  77. 88. Underage drinking is extremely prevalent and has serious consequences for youth <ul><li>The average age at which young people begin to drink is less than 13-years-old </li></ul><ul><li>12.4 % of 8th graders, 22.4 % of 10th graders, and 28.6 % of 12th graders are heavy drinkers </li></ul><ul><li>Lifetime alcohol abuse and dependence is greatest for those who begin drinking between the ages of 11-14 </li></ul>
  78. 89. Alcohol marketing has a significant impact on youth decisions to drink <ul><li>Teens say ads have an influence on their desire to drink in general </li></ul><ul><li>Alcohol is regularly advertised on television programs watched by children and teens </li></ul><ul><li>Alcohol marketing that reaches children is everywhere </li></ul>

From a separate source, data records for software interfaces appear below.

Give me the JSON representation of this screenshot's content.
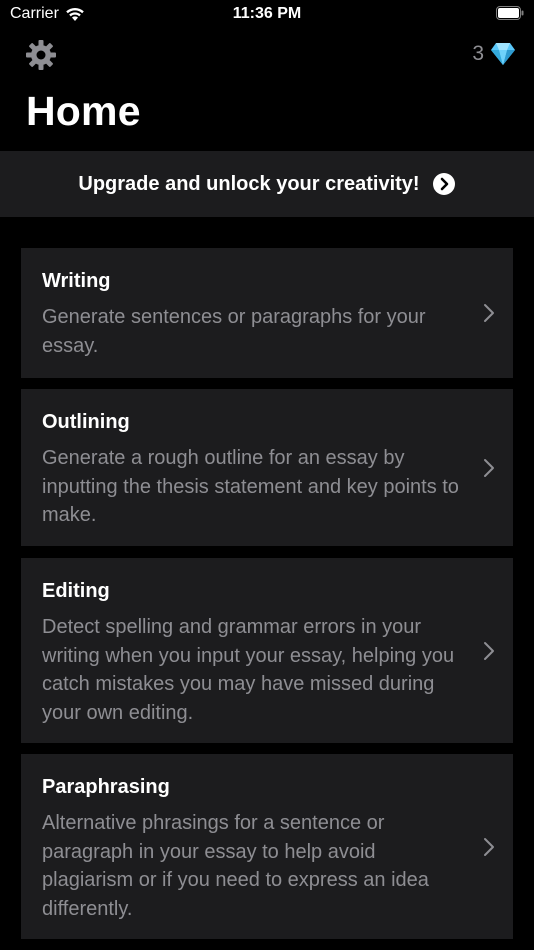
{
  "status_bar": {
    "carrier": "Carrier",
    "time": "11:36 PM"
  },
  "nav": {
    "credits_count": "3"
  },
  "page": {
    "title": "Home"
  },
  "upgrade": {
    "label": "Upgrade and unlock your creativity!"
  },
  "features": [
    {
      "title": "Writing",
      "description": "Generate sentences or paragraphs for your essay."
    },
    {
      "title": "Outlining",
      "description": "Generate a rough outline for an essay by inputting the thesis statement and key points to make."
    },
    {
      "title": "Editing",
      "description": "Detect spelling and grammar errors in your writing when you input your essay, helping you catch mistakes you may have missed during your own editing."
    },
    {
      "title": "Paraphrasing",
      "description": "Alternative phrasings for a sentence or paragraph in your essay to help avoid plagiarism or if you need to express an idea differently."
    }
  ],
  "colors": {
    "background": "#000000",
    "card": "#1c1c1e",
    "secondary_text": "#8e8e93",
    "gem": "#5ac8fa"
  },
  "icons": [
    "wifi-icon",
    "battery-icon",
    "gear-icon",
    "gem-icon",
    "arrow-right-circle-icon",
    "chevron-right-icon"
  ]
}
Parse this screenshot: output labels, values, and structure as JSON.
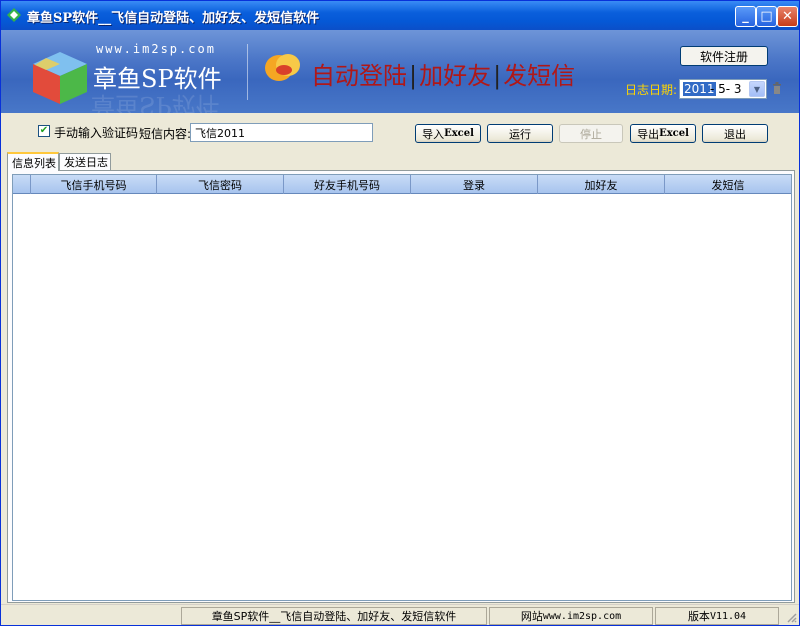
{
  "window": {
    "title": "章鱼SP软件__飞信自动登陆、加好友、发短信软件",
    "controls": {
      "minimize": "_",
      "maximize": "□",
      "close": "✕"
    }
  },
  "banner": {
    "url": "www.im2sp.com",
    "brand": "章鱼SP软件",
    "slogan": [
      "自动登陆",
      "加好友",
      "发短信"
    ],
    "slogan_separator": "|",
    "register_button": "软件注册",
    "log_date_label": "日志日期:",
    "log_date": {
      "year": "2011",
      "rest": "- 5- 3"
    },
    "colors": {
      "slogan": "#b01818",
      "date_label": "#ffd700"
    }
  },
  "toolbar": {
    "manual_captcha_label": "手动输入验证码",
    "manual_captcha_checked": true,
    "sms_label": "短信内容:",
    "sms_value": "飞信2011",
    "buttons": {
      "import": {
        "prefix": "导入",
        "en": "Excel"
      },
      "run": "运行",
      "stop": "停止",
      "export": {
        "prefix": "导出",
        "en": "Excel"
      },
      "exit": "退出"
    }
  },
  "tabs": [
    "信息列表",
    "发送日志"
  ],
  "table": {
    "columns": [
      "飞信手机号码",
      "飞信密码",
      "好友手机号码",
      "登录",
      "加好友",
      "发短信"
    ],
    "rows": []
  },
  "statusbar": {
    "app": "章鱼SP软件__飞信自动登陆、加好友、发短信软件",
    "website_label": "网站",
    "website": "www.im2sp.com",
    "version_label": "版本",
    "version": "V11.04"
  }
}
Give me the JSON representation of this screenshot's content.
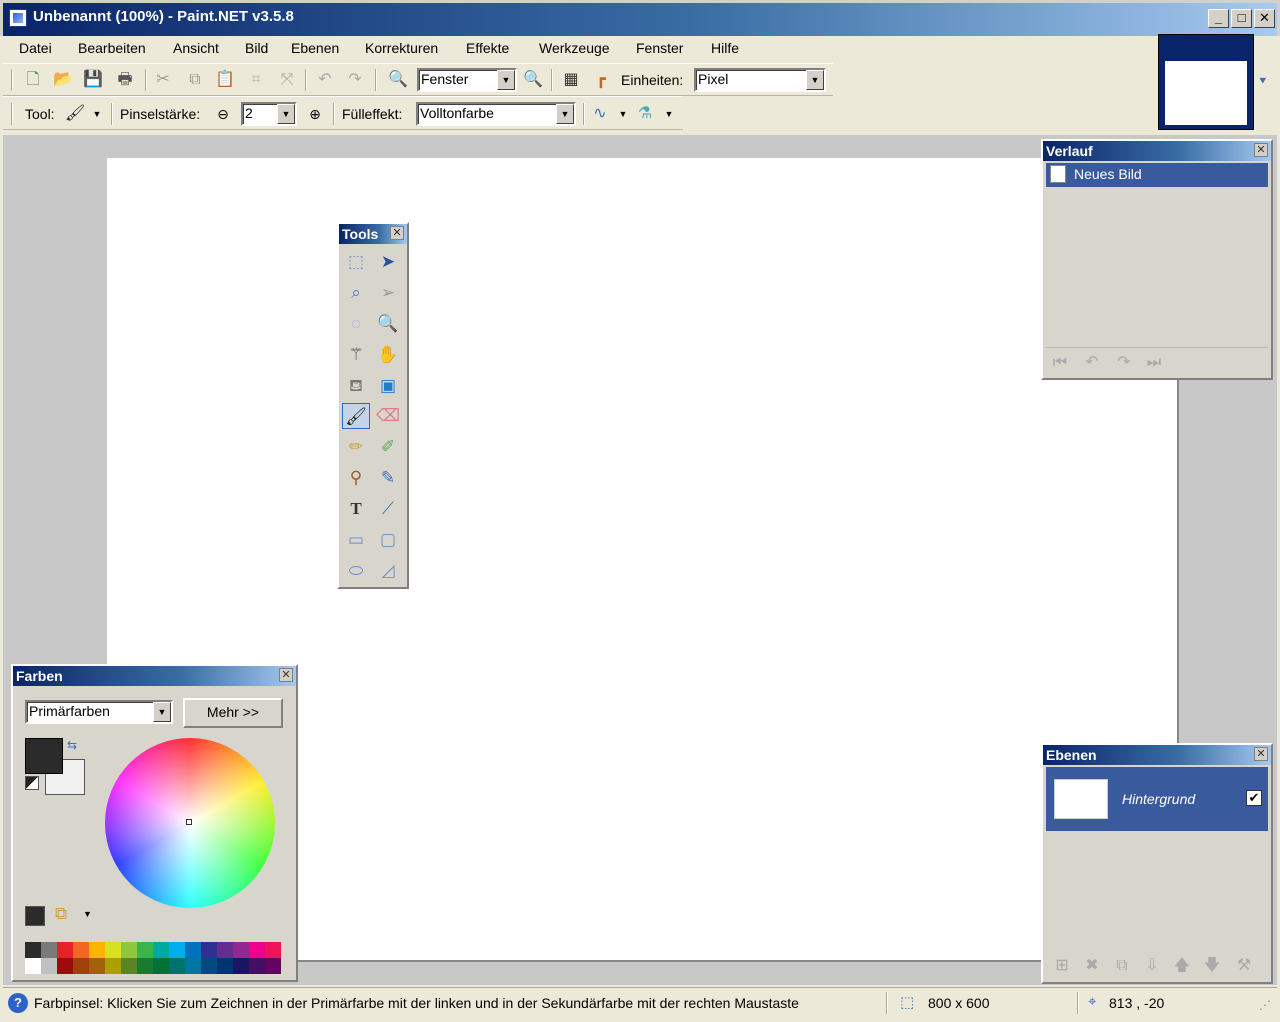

  79. 90. The Budweiser frogs, popular with 9-11 year-olds.
  80. 91. A popular PG-13 rated James Bond movie sponsored by Finlandia Vodka
  81. 92. Youth see more alcohol advertising than adults in magazines.
  82. 93. Sweetened “alcopops” are targeted to youth
  83. 94. Sex and hip-hop used to market alcohol to African-American Youth
  84. 95. Kid Rock Coors Light Television Commercial Teens see more ads for alcohol on TV than they do for jeans, sneakers, or potato chips
  85. 96. Alcohol brands sponsor concerts and sporting events popular with youth
  86. 97. Almost three-quarters of parents fault alcohol companies for the amount of ads that teens see and hear
  87. 99. “ Today’s teenager is tomorrow’s potential regular customer, and the overwhelming majority of smokers first begin to smoke while still in their teens. . . The smoking patterns of teenagers are particularly important to Philip Morris.”
  88. 100. “ The base of our business is the high school student.” - Lorrilard Tobacco “ Cherry Skoal is for somebody who likes the taste of candy, if you know what I’m saying” – U.S. Tobacco
  89. 101. The tobacco industry still markets their product to kids. <ul><li>Tobacco companies regularly advertise in youth-oriented magazines. </li></ul><ul><li>Cigarette companies have increased advertising and promotions in convenience stores and retail outlets. </li></ul><ul><li>Kids are more than twice as likely as adults to recall seeing a tobacco ad in the past 2 weeks </li></ul>
  90. 102. The impact of tobacco marketing to kids <ul><li>There is a causal relationship between tobacco marketing and smoking initiation </li></ul><ul><li>Teens are more likely to be influenced to smoke by cigarette advertising than they are by peer pressure </li></ul><ul><li>Tobacco marketing can even trump good parenting </li></ul>
  91. 103. Hip-hop sells tobacco to youth
  92. 104. From Stuff, a magazine popular with adolescent boys .
  93. 105. Sex and rebellion sell cigarettes to youth
  94. 106. Tobacco marketing next to the candy and cashier
  95. 107. Adolescents who own a tobacco promotional item are more likely to become smokers